Lines that include "netflixkr" make up the answer; copy all of them from the data below.

■ The data:
______________________________
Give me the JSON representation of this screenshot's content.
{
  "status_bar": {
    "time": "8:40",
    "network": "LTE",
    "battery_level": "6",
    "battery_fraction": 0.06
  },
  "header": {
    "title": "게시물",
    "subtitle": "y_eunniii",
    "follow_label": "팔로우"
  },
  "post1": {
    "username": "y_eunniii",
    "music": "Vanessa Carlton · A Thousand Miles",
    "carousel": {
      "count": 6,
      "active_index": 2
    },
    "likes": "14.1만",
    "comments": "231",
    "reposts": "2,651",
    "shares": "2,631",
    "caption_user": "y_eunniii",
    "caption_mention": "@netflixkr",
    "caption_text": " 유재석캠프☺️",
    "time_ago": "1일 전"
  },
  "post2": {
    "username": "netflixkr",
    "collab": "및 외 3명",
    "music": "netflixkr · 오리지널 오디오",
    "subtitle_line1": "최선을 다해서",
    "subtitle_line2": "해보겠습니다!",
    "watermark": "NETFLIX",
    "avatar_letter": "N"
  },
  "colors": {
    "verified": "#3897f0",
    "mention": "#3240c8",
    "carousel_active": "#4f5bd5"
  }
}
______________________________
■ Solution for this problem:
    "caption_mention": "@netflixkr",
    "username": "netflixkr",
    "music": "netflixkr · 오리지널 오디오",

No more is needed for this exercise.